EXERCISE DATA:

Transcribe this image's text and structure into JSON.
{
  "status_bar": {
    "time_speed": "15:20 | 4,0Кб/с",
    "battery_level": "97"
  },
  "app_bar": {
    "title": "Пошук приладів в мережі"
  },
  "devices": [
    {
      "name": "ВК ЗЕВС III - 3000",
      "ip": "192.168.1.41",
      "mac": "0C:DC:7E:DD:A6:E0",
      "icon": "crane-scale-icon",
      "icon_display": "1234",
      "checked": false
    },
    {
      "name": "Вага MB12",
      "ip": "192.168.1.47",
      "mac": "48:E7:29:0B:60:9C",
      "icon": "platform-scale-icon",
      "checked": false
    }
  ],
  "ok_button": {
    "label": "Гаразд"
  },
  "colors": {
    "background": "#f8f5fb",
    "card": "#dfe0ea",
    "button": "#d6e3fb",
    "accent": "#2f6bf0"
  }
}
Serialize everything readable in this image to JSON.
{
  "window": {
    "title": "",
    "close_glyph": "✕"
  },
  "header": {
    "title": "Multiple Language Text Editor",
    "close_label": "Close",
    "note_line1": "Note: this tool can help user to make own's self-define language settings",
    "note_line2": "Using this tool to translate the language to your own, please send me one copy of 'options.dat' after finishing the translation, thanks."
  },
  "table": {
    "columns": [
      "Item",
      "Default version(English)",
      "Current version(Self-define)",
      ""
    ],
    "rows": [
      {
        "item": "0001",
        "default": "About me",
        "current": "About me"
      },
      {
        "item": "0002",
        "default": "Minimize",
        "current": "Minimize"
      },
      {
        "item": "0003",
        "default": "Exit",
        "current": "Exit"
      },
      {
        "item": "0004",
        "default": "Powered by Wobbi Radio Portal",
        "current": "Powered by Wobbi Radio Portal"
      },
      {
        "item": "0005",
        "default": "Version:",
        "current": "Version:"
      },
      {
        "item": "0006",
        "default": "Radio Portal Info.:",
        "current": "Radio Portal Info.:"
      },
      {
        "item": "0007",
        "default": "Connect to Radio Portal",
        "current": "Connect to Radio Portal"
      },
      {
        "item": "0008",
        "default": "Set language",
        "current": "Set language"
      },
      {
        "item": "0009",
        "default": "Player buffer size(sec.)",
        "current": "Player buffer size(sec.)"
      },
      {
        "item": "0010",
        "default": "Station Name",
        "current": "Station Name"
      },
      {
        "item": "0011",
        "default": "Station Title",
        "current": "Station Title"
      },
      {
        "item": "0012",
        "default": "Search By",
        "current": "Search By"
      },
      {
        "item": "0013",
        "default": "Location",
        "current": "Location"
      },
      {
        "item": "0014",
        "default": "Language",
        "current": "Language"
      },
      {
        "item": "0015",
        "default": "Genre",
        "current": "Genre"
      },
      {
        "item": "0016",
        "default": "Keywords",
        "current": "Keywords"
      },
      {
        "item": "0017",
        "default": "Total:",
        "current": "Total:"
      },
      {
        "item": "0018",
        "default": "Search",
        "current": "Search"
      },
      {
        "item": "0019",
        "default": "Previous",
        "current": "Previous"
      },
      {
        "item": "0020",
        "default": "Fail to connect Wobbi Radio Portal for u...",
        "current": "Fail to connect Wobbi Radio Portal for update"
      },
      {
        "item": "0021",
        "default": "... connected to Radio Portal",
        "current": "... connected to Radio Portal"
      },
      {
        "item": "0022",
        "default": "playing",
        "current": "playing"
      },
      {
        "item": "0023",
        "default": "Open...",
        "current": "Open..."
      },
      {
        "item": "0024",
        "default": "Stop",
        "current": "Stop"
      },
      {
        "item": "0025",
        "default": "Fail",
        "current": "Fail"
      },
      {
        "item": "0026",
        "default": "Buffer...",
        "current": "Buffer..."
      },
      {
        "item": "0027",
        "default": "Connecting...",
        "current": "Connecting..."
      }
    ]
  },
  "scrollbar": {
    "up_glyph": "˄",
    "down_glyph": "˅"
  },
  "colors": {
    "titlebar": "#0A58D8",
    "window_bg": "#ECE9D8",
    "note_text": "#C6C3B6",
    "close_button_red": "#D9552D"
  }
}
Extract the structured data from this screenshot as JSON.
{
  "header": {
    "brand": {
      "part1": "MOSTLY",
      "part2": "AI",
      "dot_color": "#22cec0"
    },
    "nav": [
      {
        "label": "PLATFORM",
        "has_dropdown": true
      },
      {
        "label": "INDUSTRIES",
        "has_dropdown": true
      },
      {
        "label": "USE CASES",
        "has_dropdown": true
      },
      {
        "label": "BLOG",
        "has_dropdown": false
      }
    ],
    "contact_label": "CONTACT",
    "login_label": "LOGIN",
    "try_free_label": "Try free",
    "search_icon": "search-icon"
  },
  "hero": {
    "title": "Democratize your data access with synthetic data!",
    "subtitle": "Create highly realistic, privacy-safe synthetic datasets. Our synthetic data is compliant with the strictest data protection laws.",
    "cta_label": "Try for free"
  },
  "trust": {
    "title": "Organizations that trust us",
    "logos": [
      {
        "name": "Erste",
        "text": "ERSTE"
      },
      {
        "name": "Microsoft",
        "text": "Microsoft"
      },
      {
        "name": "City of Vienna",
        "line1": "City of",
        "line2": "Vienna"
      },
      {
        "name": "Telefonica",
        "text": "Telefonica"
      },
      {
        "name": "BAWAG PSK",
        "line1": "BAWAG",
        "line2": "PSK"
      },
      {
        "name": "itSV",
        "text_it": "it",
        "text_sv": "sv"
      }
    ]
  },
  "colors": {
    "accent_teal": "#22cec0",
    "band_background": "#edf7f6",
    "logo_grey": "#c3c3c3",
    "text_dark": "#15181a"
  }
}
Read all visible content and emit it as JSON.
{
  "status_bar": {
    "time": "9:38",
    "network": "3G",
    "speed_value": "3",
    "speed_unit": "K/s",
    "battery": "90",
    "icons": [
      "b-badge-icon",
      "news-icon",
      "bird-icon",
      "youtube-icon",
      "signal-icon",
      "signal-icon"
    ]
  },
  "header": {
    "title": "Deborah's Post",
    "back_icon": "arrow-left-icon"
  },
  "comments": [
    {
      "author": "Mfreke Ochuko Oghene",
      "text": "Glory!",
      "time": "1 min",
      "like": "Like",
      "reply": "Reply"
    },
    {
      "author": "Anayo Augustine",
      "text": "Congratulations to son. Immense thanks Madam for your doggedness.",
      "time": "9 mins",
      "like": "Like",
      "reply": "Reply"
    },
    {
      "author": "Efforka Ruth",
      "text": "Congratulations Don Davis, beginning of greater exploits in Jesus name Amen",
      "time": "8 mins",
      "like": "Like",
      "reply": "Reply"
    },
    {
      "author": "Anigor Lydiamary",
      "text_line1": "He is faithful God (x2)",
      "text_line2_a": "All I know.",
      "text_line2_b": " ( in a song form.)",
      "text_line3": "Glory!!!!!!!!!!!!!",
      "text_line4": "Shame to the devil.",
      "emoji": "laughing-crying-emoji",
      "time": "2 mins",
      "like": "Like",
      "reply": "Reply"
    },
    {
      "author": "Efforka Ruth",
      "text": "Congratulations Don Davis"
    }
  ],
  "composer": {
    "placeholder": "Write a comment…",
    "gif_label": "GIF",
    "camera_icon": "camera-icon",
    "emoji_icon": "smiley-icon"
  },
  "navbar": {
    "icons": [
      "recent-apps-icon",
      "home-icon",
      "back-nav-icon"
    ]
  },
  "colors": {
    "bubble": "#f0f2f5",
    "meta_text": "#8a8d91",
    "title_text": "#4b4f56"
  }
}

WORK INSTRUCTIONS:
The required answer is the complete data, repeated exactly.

TASK RESPONSE:
Transcribe this image's text and structure into JSON.
{
  "status_bar": {
    "time_speed": "15:20 | 4,0Кб/с",
    "battery_level": "97"
  },
  "app_bar": {
    "title": "Пошук приладів в мережі"
  },
  "devices": [
    {
      "name": "ВК ЗЕВС III - 3000",
      "ip": "192.168.1.41",
      "mac": "0C:DC:7E:DD:A6:E0",
      "icon": "crane-scale-icon",
      "icon_display": "1234",
      "checked": false
    },
    {
      "name": "Вага MB12",
      "ip": "192.168.1.47",
      "mac": "48:E7:29:0B:60:9C",
      "icon": "platform-scale-icon",
      "checked": false
    }
  ],
  "ok_button": {
    "label": "Гаразд"
  },
  "colors": {
    "background": "#f8f5fb",
    "card": "#dfe0ea",
    "button": "#d6e3fb",
    "accent": "#2f6bf0"
  }
}
Serialize everything readable in this image to JSON.
{
  "window": {
    "title": "",
    "close_glyph": "✕"
  },
  "header": {
    "title": "Multiple Language Text Editor",
    "close_label": "Close",
    "note_line1": "Note: this tool can help user to make own's self-define language settings",
    "note_line2": "Using this tool to translate the language to your own, please send me one copy of 'options.dat' after finishing the translation, thanks."
  },
  "table": {
    "columns": [
      "Item",
      "Default version(English)",
      "Current version(Self-define)",
      ""
    ],
    "rows": [
      {
        "item": "0001",
        "default": "About me",
        "current": "About me"
      },
      {
        "item": "0002",
        "default": "Minimize",
        "current": "Minimize"
      },
      {
        "item": "0003",
        "default": "Exit",
        "current": "Exit"
      },
      {
        "item": "0004",
        "default": "Powered by Wobbi Radio Portal",
        "current": "Powered by Wobbi Radio Portal"
      },
      {
        "item": "0005",
        "default": "Version:",
        "current": "Version:"
      },
      {
        "item": "0006",
        "default": "Radio Portal Info.:",
        "current": "Radio Portal Info.:"
      },
      {
        "item": "0007",
        "default": "Connect to Radio Portal",
        "current": "Connect to Radio Portal"
      },
      {
        "item": "0008",
        "default": "Set language",
        "current": "Set language"
      },
      {
        "item": "0009",
        "default": "Player buffer size(sec.)",
        "current": "Player buffer size(sec.)"
      },
      {
        "item": "0010",
        "default": "Station Name",
        "current": "Station Name"
      },
      {
        "item": "0011",
        "default": "Station Title",
        "current": "Station Title"
      },
      {
        "item": "0012",
        "default": "Search By",
        "current": "Search By"
      },
      {
        "item": "0013",
        "default": "Location",
        "current": "Location"
      },
      {
        "item": "0014",
        "default": "Language",
        "current": "Language"
      },
      {
        "item": "0015",
        "default": "Genre",
        "current": "Genre"
      },
      {
        "item": "0016",
        "default": "Keywords",
        "current": "Keywords"
      },
      {
        "item": "0017",
        "default": "Total:",
        "current": "Total:"
      },
      {
        "item": "0018",
        "default": "Search",
        "current": "Search"
      },
      {
        "item": "0019",
        "default": "Previous",
        "current": "Previous"
      },
      {
        "item": "0020",
        "default": "Fail to connect Wobbi Radio Portal for u...",
        "current": "Fail to connect Wobbi Radio Portal for update"
      },
      {
        "item": "0021",
        "default": "... connected to Radio Portal",
        "current": "... connected to Radio Portal"
      },
      {
        "item": "0022",
        "default": "playing",
        "current": "playing"
      },
      {
        "item": "0023",
        "default": "Open...",
        "current": "Open..."
      },
      {
        "item": "0024",
        "default": "Stop",
        "current": "Stop"
      },
      {
        "item": "0025",
        "default": "Fail",
        "current": "Fail"
      },
      {
        "item": "0026",
        "default": "Buffer...",
        "current": "Buffer..."
      },
      {
        "item": "0027",
        "default": "Connecting...",
        "current": "Connecting..."
      }
    ]
  },
  "scrollbar": {
    "up_glyph": "˄",
    "down_glyph": "˅"
  },
  "colors": {
    "titlebar": "#0A58D8",
    "window_bg": "#ECE9D8",
    "note_text": "#C6C3B6",
    "close_button_red": "#D9552D"
  }
}
Extract the structured data from this screenshot as JSON.
{
  "header": {
    "brand": {
      "part1": "MOSTLY",
      "part2": "AI",
      "dot_color": "#22cec0"
    },
    "nav": [
      {
        "label": "PLATFORM",
        "has_dropdown": true
      },
      {
        "label": "INDUSTRIES",
        "has_dropdown": true
      },
      {
        "label": "USE CASES",
        "has_dropdown": true
      },
      {
        "label": "BLOG",
        "has_dropdown": false
      }
    ],
    "contact_label": "CONTACT",
    "login_label": "LOGIN",
    "try_free_label": "Try free",
    "search_icon": "search-icon"
  },
  "hero": {
    "title": "Democratize your data access with synthetic data!",
    "subtitle": "Create highly realistic, privacy-safe synthetic datasets. Our synthetic data is compliant with the strictest data protection laws.",
    "cta_label": "Try for free"
  },
  "trust": {
    "title": "Organizations that trust us",
    "logos": [
      {
        "name": "Erste",
        "text": "ERSTE"
      },
      {
        "name": "Microsoft",
        "text": "Microsoft"
      },
      {
        "name": "City of Vienna",
        "line1": "City of",
        "line2": "Vienna"
      },
      {
        "name": "Telefonica",
        "text": "Telefonica"
      },
      {
        "name": "BAWAG PSK",
        "line1": "BAWAG",
        "line2": "PSK"
      },
      {
        "name": "itSV",
        "text_it": "it",
        "text_sv": "sv"
      }
    ]
  },
  "colors": {
    "accent_teal": "#22cec0",
    "band_background": "#edf7f6",
    "logo_grey": "#c3c3c3",
    "text_dark": "#15181a"
  }
}
Read all visible content and emit it as JSON.
{
  "status_bar": {
    "time": "9:38",
    "network": "3G",
    "speed_value": "3",
    "speed_unit": "K/s",
    "battery": "90",
    "icons": [
      "b-badge-icon",
      "news-icon",
      "bird-icon",
      "youtube-icon",
      "signal-icon",
      "signal-icon"
    ]
  },
  "header": {
    "title": "Deborah's Post",
    "back_icon": "arrow-left-icon"
  },
  "comments": [
    {
      "author": "Mfreke Ochuko Oghene",
      "text": "Glory!",
      "time": "1 min",
      "like": "Like",
      "reply": "Reply"
    },
    {
      "author": "Anayo Augustine",
      "text": "Congratulations to son. Immense thanks Madam for your doggedness.",
      "time": "9 mins",
      "like": "Like",
      "reply": "Reply"
    },
    {
      "author": "Efforka Ruth",
      "text": "Congratulations Don Davis, beginning of greater exploits in Jesus name Amen",
      "time": "8 mins",
      "like": "Like",
      "reply": "Reply"
    },
    {
      "author": "Anigor Lydiamary",
      "text_line1": "He is faithful God (x2)",
      "text_line2_a": "All I know.",
      "text_line2_b": " ( in a song form.)",
      "text_line3": "Glory!!!!!!!!!!!!!",
      "text_line4": "Shame to the devil.",
      "emoji": "laughing-crying-emoji",
      "time": "2 mins",
      "like": "Like",
      "reply": "Reply"
    },
    {
      "author": "Efforka Ruth",
      "text": "Congratulations Don Davis"
    }
  ],
  "composer": {
    "placeholder": "Write a comment…",
    "gif_label": "GIF",
    "camera_icon": "camera-icon",
    "emoji_icon": "smiley-icon"
  },
  "navbar": {
    "icons": [
      "recent-apps-icon",
      "home-icon",
      "back-nav-icon"
    ]
  },
  "colors": {
    "bubble": "#f0f2f5",
    "meta_text": "#8a8d91",
    "title_text": "#4b4f56"
  }
}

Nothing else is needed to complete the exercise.